• TO DO: Could you retype every record below exactly as it appears?

• PROVIDED MATERIAL:
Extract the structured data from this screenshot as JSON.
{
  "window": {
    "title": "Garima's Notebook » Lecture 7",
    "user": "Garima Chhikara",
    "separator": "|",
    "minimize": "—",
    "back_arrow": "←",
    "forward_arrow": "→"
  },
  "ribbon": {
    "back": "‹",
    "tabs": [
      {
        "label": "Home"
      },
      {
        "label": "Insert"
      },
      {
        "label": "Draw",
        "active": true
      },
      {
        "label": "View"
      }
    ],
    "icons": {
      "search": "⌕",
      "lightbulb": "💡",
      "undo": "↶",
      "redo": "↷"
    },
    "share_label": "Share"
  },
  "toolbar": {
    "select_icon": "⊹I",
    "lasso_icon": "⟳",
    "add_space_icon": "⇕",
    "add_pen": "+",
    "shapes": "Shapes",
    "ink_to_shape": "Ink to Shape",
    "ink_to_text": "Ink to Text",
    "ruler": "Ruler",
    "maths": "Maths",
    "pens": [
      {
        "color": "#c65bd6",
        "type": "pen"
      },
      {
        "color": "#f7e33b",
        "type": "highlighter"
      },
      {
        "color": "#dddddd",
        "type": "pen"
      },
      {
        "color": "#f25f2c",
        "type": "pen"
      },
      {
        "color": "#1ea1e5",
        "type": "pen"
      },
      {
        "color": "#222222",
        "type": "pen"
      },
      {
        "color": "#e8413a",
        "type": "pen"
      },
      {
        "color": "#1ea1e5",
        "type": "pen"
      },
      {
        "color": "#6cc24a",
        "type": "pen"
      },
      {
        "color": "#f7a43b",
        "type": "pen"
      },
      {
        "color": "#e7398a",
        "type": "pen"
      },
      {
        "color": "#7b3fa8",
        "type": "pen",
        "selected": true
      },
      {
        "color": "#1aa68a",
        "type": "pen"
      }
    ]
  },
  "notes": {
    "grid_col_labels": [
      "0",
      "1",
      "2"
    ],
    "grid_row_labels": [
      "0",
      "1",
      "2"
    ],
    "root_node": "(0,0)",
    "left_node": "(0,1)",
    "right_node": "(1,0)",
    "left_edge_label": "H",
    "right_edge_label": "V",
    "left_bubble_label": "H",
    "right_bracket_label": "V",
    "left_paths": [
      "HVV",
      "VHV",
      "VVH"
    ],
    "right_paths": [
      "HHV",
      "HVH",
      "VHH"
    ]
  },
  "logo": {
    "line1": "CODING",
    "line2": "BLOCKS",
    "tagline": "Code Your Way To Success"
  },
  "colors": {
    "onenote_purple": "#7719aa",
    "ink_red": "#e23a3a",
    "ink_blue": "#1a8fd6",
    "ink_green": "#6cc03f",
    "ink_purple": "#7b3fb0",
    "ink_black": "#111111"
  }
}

• RESULT BELOW:
Extract the structured data from this screenshot as JSON.
{
  "window": {
    "title": "Garima's Notebook » Lecture 7",
    "user": "Garima Chhikara",
    "separator": "|",
    "minimize": "—",
    "back_arrow": "←",
    "forward_arrow": "→"
  },
  "ribbon": {
    "back": "‹",
    "tabs": [
      {
        "label": "Home"
      },
      {
        "label": "Insert"
      },
      {
        "label": "Draw",
        "active": true
      },
      {
        "label": "View"
      }
    ],
    "icons": {
      "search": "⌕",
      "lightbulb": "💡",
      "undo": "↶",
      "redo": "↷"
    },
    "share_label": "Share"
  },
  "toolbar": {
    "select_icon": "⊹I",
    "lasso_icon": "⟳",
    "add_space_icon": "⇕",
    "add_pen": "+",
    "shapes": "Shapes",
    "ink_to_shape": "Ink to Shape",
    "ink_to_text": "Ink to Text",
    "ruler": "Ruler",
    "maths": "Maths",
    "pens": [
      {
        "color": "#c65bd6",
        "type": "pen"
      },
      {
        "color": "#f7e33b",
        "type": "highlighter"
      },
      {
        "color": "#dddddd",
        "type": "pen"
      },
      {
        "color": "#f25f2c",
        "type": "pen"
      },
      {
        "color": "#1ea1e5",
        "type": "pen"
      },
      {
        "color": "#222222",
        "type": "pen"
      },
      {
        "color": "#e8413a",
        "type": "pen"
      },
      {
        "color": "#1ea1e5",
        "type": "pen"
      },
      {
        "color": "#6cc24a",
        "type": "pen"
      },
      {
        "color": "#f7a43b",
        "type": "pen"
      },
      {
        "color": "#e7398a",
        "type": "pen"
      },
      {
        "color": "#7b3fa8",
        "type": "pen",
        "selected": true
      },
      {
        "color": "#1aa68a",
        "type": "pen"
      }
    ]
  },
  "notes": {
    "grid_col_labels": [
      "0",
      "1",
      "2"
    ],
    "grid_row_labels": [
      "0",
      "1",
      "2"
    ],
    "root_node": "(0,0)",
    "left_node": "(0,1)",
    "right_node": "(1,0)",
    "left_edge_label": "H",
    "right_edge_label": "V",
    "left_bubble_label": "H",
    "right_bracket_label": "V",
    "left_paths": [
      "HVV",
      "VHV",
      "VVH"
    ],
    "right_paths": [
      "HHV",
      "HVH",
      "VHH"
    ]
  },
  "logo": {
    "line1": "CODING",
    "line2": "BLOCKS",
    "tagline": "Code Your Way To Success"
  },
  "colors": {
    "onenote_purple": "#7719aa",
    "ink_red": "#e23a3a",
    "ink_blue": "#1a8fd6",
    "ink_green": "#6cc03f",
    "ink_purple": "#7b3fb0",
    "ink_black": "#111111"
  }
}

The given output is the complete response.